Lilley, co-host of radio program Against the Grain, and Yuen take on the Left’s fascination with catastrophe, and do so incisively. Marxists and anarchists of many stripes have opined that capitalism is bound to fail, though such claims misread capitalism’s changeability and underestimate the Left’s need to out-organize the powerful. Yet in the last half century, clandestine U.S. groups like the Weather Underground Organization and the Earth Liberation Front, with hopes of kicking off a revolution with brash expressions of direct action, ended up winning little to nothing. In numerous cases, these erstwhile movements hoping for mass revolt instead disconnected themselves from that potential in their misunderstanding of contemporary politics. Anti-civilization anarchism, which speaks of destroying enemies and dismantling the infrastructure, even if it means people die as a result, surely sounds insane to most. In other circles, the rise of repression, Nativism, financial collapse, and political corruption is hailed as a harbinger of revolutionary change, that greater suffering ripens the potential for an uprising. Catastrophism contends no result should be considered automatic.
Marx’s theory of crisis, Lilley reminds readers, did not depend on capitalism’s breakdown.
Theorist Anton Pannekoek expanded on this view by positing that the matter was defeating capitalism in spite of its durability not because of the supposed inevitably of its failure.

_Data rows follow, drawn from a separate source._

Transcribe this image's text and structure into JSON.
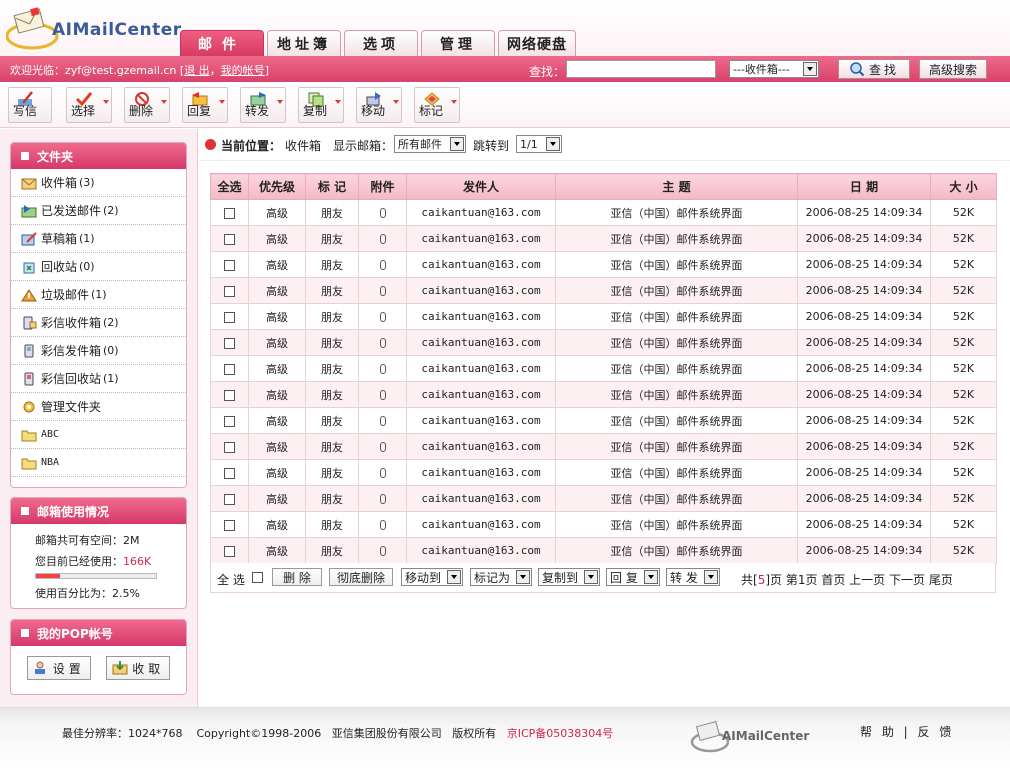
{
  "brand": {
    "name": "AIMailCenter"
  },
  "tabs": [
    {
      "label": "邮件",
      "active": true
    },
    {
      "label": "地址簿"
    },
    {
      "label": "选项"
    },
    {
      "label": "管理"
    },
    {
      "label": "网络硬盘"
    }
  ],
  "topbar": {
    "welcome": "欢迎光临：zyf@test.gzemail.cn",
    "bracket_open": "[",
    "logout": "退 出",
    "separator": "，",
    "my_account": "我的帐号",
    "bracket_close": "]",
    "search_label": "查找：",
    "search_value": "",
    "folder_select": "---收件箱---",
    "find_button": "查找",
    "advanced_button": "高级搜索"
  },
  "toolbar": [
    {
      "label": "写信",
      "icon": "compose-icon",
      "dropdown": false
    },
    {
      "label": "选择",
      "icon": "check-icon",
      "dropdown": true
    },
    {
      "label": "删除",
      "icon": "delete-icon",
      "dropdown": true
    },
    {
      "label": "回复",
      "icon": "reply-icon",
      "dropdown": true
    },
    {
      "label": "转发",
      "icon": "forward-icon",
      "dropdown": true
    },
    {
      "label": "复制",
      "icon": "copy-icon",
      "dropdown": true
    },
    {
      "label": "移动",
      "icon": "move-icon",
      "dropdown": true
    },
    {
      "label": "标记",
      "icon": "flag-icon",
      "dropdown": true
    }
  ],
  "sidebar": {
    "folders_title": "文件夹",
    "folders": [
      {
        "name": "收件箱",
        "count": "(3)",
        "icon": "inbox-icon"
      },
      {
        "name": "已发送邮件",
        "count": "(2)",
        "icon": "sent-icon"
      },
      {
        "name": "草稿箱",
        "count": "(1)",
        "icon": "drafts-icon"
      },
      {
        "name": "回收站",
        "count": "(0)",
        "icon": "trash-icon"
      },
      {
        "name": "垃圾邮件",
        "count": "(1)",
        "icon": "spam-icon"
      },
      {
        "name": "彩信收件箱",
        "count": "(2)",
        "icon": "mms-inbox-icon"
      },
      {
        "name": "彩信发件箱",
        "count": "(0)",
        "icon": "mms-outbox-icon"
      },
      {
        "name": "彩信回收站",
        "count": "(1)",
        "icon": "mms-trash-icon"
      },
      {
        "name": "管理文件夹",
        "count": "",
        "icon": "manage-folder-icon"
      },
      {
        "name": "ABC",
        "count": "",
        "icon": "folder-icon"
      },
      {
        "name": "NBA",
        "count": "",
        "icon": "folder-icon"
      }
    ],
    "usage_title": "邮箱使用情况",
    "usage_total_label": "邮箱共可有空间：",
    "usage_total": "2M",
    "usage_used_label": "您目前已经使用：",
    "usage_used": "166K",
    "usage_percent_label": "使用百分比为：",
    "usage_percent": "2.5%",
    "usage_fraction": 0.025,
    "pop_title": "我的POP帐号",
    "pop_settings": "设置",
    "pop_receive": "收取"
  },
  "location": {
    "label": "当前位置：",
    "value": "收件箱",
    "show_label": "显示邮箱：",
    "show_value": "所有邮件",
    "jump_label": "跳转到",
    "jump_value": "1/1"
  },
  "table": {
    "headers": [
      "全选",
      "优先级",
      "标 记",
      "附件",
      "发件人",
      "主 题",
      "日 期",
      "大 小"
    ],
    "rows": [
      {
        "priority": "高级",
        "tag": "朋友",
        "sender": "caikantuan@163.com",
        "subject": "亚信（中国）邮件系统界面",
        "date": "2006-08-25 14:09:34",
        "size": "52K"
      },
      {
        "priority": "高级",
        "tag": "朋友",
        "sender": "caikantuan@163.com",
        "subject": "亚信（中国）邮件系统界面",
        "date": "2006-08-25 14:09:34",
        "size": "52K"
      },
      {
        "priority": "高级",
        "tag": "朋友",
        "sender": "caikantuan@163.com",
        "subject": "亚信（中国）邮件系统界面",
        "date": "2006-08-25 14:09:34",
        "size": "52K"
      },
      {
        "priority": "高级",
        "tag": "朋友",
        "sender": "caikantuan@163.com",
        "subject": "亚信（中国）邮件系统界面",
        "date": "2006-08-25 14:09:34",
        "size": "52K"
      },
      {
        "priority": "高级",
        "tag": "朋友",
        "sender": "caikantuan@163.com",
        "subject": "亚信（中国）邮件系统界面",
        "date": "2006-08-25 14:09:34",
        "size": "52K"
      },
      {
        "priority": "高级",
        "tag": "朋友",
        "sender": "caikantuan@163.com",
        "subject": "亚信（中国）邮件系统界面",
        "date": "2006-08-25 14:09:34",
        "size": "52K"
      },
      {
        "priority": "高级",
        "tag": "朋友",
        "sender": "caikantuan@163.com",
        "subject": "亚信（中国）邮件系统界面",
        "date": "2006-08-25 14:09:34",
        "size": "52K"
      },
      {
        "priority": "高级",
        "tag": "朋友",
        "sender": "caikantuan@163.com",
        "subject": "亚信（中国）邮件系统界面",
        "date": "2006-08-25 14:09:34",
        "size": "52K"
      },
      {
        "priority": "高级",
        "tag": "朋友",
        "sender": "caikantuan@163.com",
        "subject": "亚信（中国）邮件系统界面",
        "date": "2006-08-25 14:09:34",
        "size": "52K"
      },
      {
        "priority": "高级",
        "tag": "朋友",
        "sender": "caikantuan@163.com",
        "subject": "亚信（中国）邮件系统界面",
        "date": "2006-08-25 14:09:34",
        "size": "52K"
      },
      {
        "priority": "高级",
        "tag": "朋友",
        "sender": "caikantuan@163.com",
        "subject": "亚信（中国）邮件系统界面",
        "date": "2006-08-25 14:09:34",
        "size": "52K"
      },
      {
        "priority": "高级",
        "tag": "朋友",
        "sender": "caikantuan@163.com",
        "subject": "亚信（中国）邮件系统界面",
        "date": "2006-08-25 14:09:34",
        "size": "52K"
      },
      {
        "priority": "高级",
        "tag": "朋友",
        "sender": "caikantuan@163.com",
        "subject": "亚信（中国）邮件系统界面",
        "date": "2006-08-25 14:09:34",
        "size": "52K"
      },
      {
        "priority": "高级",
        "tag": "朋友",
        "sender": "caikantuan@163.com",
        "subject": "亚信（中国）邮件系统界面",
        "date": "2006-08-25 14:09:34",
        "size": "52K"
      }
    ]
  },
  "table_footer": {
    "select_all": "全 选",
    "delete": "删 除",
    "perm_delete": "彻底删除",
    "move_to": "移动到",
    "mark_as": "标记为",
    "copy_to": "复制到",
    "reply": "回 复",
    "forward": "转 发",
    "pager_prefix": "共[",
    "pager_pages": "5",
    "pager_suffix": "]页",
    "current_page": "第1页",
    "first": "首页",
    "prev": "上一页",
    "next": "下一页",
    "last": "尾页"
  },
  "footer": {
    "resolution": "最佳分辨率：1024*768",
    "copyright": "Copyright©1998-2006",
    "company": "亚信集团股份有限公司",
    "rights": "版权所有",
    "icp": "京ICP备05038304号",
    "help": "帮 助",
    "link_sep": "|",
    "feedback": "反 馈"
  },
  "colors": {
    "accent": "#d9416a",
    "link_red": "#d1284a"
  }
}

Lilley refuses to legitimize the point of view of liberals who regard the Left as well as the Right with condescension, equating all left-wing political theories with catastrophism and tsking them away as outgrowths of extremism. What about the election cycle-driven liberal catatrophism that demands progressives set aside their principles or else right-wing candidates could spell disaster for millions? Among the liberal crowd, defeating conservatives is a rallying cry that is more important than food, education, justice, and virtually every other core value. “Such fear-mongering in the service of the status quo reaches its apex with perennial liberal scares about impending fascism,” Lilley writes. “Such scares reached a fever pitch after the 2001 attacks on the World Trade Center and Pentagon, when various liberals decided that the Constitution had been ripped up, replaced by a dictatorship.”
Although consciously not a dictionary of strategies, Catastrophism‘s authors are clear on what does not work — “and what works at great cost.” The book is best when exploring political areas without easy answers. It is certain to spark the debate its authors intended, and perhaps create conversations about the need for the kind of organizing that must happen to initiate the diverse social justice agenda many progressives profess to want.